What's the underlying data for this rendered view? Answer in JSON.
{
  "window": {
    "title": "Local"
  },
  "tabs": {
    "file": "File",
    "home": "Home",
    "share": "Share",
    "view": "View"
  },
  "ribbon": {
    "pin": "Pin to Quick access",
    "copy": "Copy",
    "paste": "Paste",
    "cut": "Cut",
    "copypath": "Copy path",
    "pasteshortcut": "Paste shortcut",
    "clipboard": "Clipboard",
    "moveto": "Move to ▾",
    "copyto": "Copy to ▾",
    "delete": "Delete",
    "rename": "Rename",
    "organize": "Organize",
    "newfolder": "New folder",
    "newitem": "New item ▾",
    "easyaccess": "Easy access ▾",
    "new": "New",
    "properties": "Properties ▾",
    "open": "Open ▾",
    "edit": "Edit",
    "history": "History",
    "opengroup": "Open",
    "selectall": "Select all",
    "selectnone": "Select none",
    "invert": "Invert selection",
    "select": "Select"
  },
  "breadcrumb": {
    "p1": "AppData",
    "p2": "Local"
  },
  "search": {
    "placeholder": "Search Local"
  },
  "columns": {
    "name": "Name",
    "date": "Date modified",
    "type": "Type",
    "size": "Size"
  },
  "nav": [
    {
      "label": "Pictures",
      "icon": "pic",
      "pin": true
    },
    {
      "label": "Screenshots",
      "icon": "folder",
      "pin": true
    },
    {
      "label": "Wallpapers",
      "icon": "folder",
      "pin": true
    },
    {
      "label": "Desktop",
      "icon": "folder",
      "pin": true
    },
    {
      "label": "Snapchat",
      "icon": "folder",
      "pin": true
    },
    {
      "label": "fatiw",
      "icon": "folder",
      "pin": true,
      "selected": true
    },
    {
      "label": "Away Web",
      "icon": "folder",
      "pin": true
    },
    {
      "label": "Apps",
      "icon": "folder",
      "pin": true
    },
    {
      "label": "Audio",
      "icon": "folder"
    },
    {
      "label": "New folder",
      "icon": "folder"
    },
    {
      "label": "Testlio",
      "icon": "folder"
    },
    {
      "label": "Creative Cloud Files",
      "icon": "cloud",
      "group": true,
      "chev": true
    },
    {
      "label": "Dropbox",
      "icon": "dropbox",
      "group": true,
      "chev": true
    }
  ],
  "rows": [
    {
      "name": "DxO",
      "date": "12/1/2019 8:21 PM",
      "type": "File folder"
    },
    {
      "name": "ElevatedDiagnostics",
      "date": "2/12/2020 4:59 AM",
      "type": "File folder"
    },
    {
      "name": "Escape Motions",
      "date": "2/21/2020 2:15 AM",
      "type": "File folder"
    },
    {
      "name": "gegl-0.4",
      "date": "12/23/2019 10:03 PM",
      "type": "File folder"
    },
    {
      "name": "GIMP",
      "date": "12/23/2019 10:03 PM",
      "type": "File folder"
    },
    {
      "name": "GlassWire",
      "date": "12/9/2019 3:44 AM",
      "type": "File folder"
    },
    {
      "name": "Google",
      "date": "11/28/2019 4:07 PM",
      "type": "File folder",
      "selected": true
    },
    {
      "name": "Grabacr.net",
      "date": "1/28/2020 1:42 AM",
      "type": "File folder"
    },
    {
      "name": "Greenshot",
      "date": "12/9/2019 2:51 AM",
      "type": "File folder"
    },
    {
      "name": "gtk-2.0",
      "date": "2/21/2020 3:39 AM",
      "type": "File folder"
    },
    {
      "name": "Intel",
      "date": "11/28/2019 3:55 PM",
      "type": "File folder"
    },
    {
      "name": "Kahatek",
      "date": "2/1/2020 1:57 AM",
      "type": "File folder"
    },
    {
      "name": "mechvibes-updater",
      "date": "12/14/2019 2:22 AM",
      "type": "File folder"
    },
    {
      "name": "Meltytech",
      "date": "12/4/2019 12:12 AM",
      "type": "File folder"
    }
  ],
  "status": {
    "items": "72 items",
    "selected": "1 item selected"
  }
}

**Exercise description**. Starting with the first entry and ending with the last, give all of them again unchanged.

**Solution**.
What's the underlying data for this rendered view? Answer in JSON.
{
  "window": {
    "title": "Local"
  },
  "tabs": {
    "file": "File",
    "home": "Home",
    "share": "Share",
    "view": "View"
  },
  "ribbon": {
    "pin": "Pin to Quick access",
    "copy": "Copy",
    "paste": "Paste",
    "cut": "Cut",
    "copypath": "Copy path",
    "pasteshortcut": "Paste shortcut",
    "clipboard": "Clipboard",
    "moveto": "Move to ▾",
    "copyto": "Copy to ▾",
    "delete": "Delete",
    "rename": "Rename",
    "organize": "Organize",
    "newfolder": "New folder",
    "newitem": "New item ▾",
    "easyaccess": "Easy access ▾",
    "new": "New",
    "properties": "Properties ▾",
    "open": "Open ▾",
    "edit": "Edit",
    "history": "History",
    "opengroup": "Open",
    "selectall": "Select all",
    "selectnone": "Select none",
    "invert": "Invert selection",
    "select": "Select"
  },
  "breadcrumb": {
    "p1": "AppData",
    "p2": "Local"
  },
  "search": {
    "placeholder": "Search Local"
  },
  "columns": {
    "name": "Name",
    "date": "Date modified",
    "type": "Type",
    "size": "Size"
  },
  "nav": [
    {
      "label": "Pictures",
      "icon": "pic",
      "pin": true
    },
    {
      "label": "Screenshots",
      "icon": "folder",
      "pin": true
    },
    {
      "label": "Wallpapers",
      "icon": "folder",
      "pin": true
    },
    {
      "label": "Desktop",
      "icon": "folder",
      "pin": true
    },
    {
      "label": "Snapchat",
      "icon": "folder",
      "pin": true
    },
    {
      "label": "fatiw",
      "icon": "folder",
      "pin": true,
      "selected": true
    },
    {
      "label": "Away Web",
      "icon": "folder",
      "pin": true
    },
    {
      "label": "Apps",
      "icon": "folder",
      "pin": true
    },
    {
      "label": "Audio",
      "icon": "folder"
    },
    {
      "label": "New folder",
      "icon": "folder"
    },
    {
      "label": "Testlio",
      "icon": "folder"
    },
    {
      "label": "Creative Cloud Files",
      "icon": "cloud",
      "group": true,
      "chev": true
    },
    {
      "label": "Dropbox",
      "icon": "dropbox",
      "group": true,
      "chev": true
    }
  ],
  "rows": [
    {
      "name": "DxO",
      "date": "12/1/2019 8:21 PM",
      "type": "File folder"
    },
    {
      "name": "ElevatedDiagnostics",
      "date": "2/12/2020 4:59 AM",
      "type": "File folder"
    },
    {
      "name": "Escape Motions",
      "date": "2/21/2020 2:15 AM",
      "type": "File folder"
    },
    {
      "name": "gegl-0.4",
      "date": "12/23/2019 10:03 PM",
      "type": "File folder"
    },
    {
      "name": "GIMP",
      "date": "12/23/2019 10:03 PM",
      "type": "File folder"
    },
    {
      "name": "GlassWire",
      "date": "12/9/2019 3:44 AM",
      "type": "File folder"
    },
    {
      "name": "Google",
      "date": "11/28/2019 4:07 PM",
      "type": "File folder",
      "selected": true
    },
    {
      "name": "Grabacr.net",
      "date": "1/28/2020 1:42 AM",
      "type": "File folder"
    },
    {
      "name": "Greenshot",
      "date": "12/9/2019 2:51 AM",
      "type": "File folder"
    },
    {
      "name": "gtk-2.0",
      "date": "2/21/2020 3:39 AM",
      "type": "File folder"
    },
    {
      "name": "Intel",
      "date": "11/28/2019 3:55 PM",
      "type": "File folder"
    },
    {
      "name": "Kahatek",
      "date": "2/1/2020 1:57 AM",
      "type": "File folder"
    },
    {
      "name": "mechvibes-updater",
      "date": "12/14/2019 2:22 AM",
      "type": "File folder"
    },
    {
      "name": "Meltytech",
      "date": "12/4/2019 12:12 AM",
      "type": "File folder"
    }
  ],
  "status": {
    "items": "72 items",
    "selected": "1 item selected"
  }
}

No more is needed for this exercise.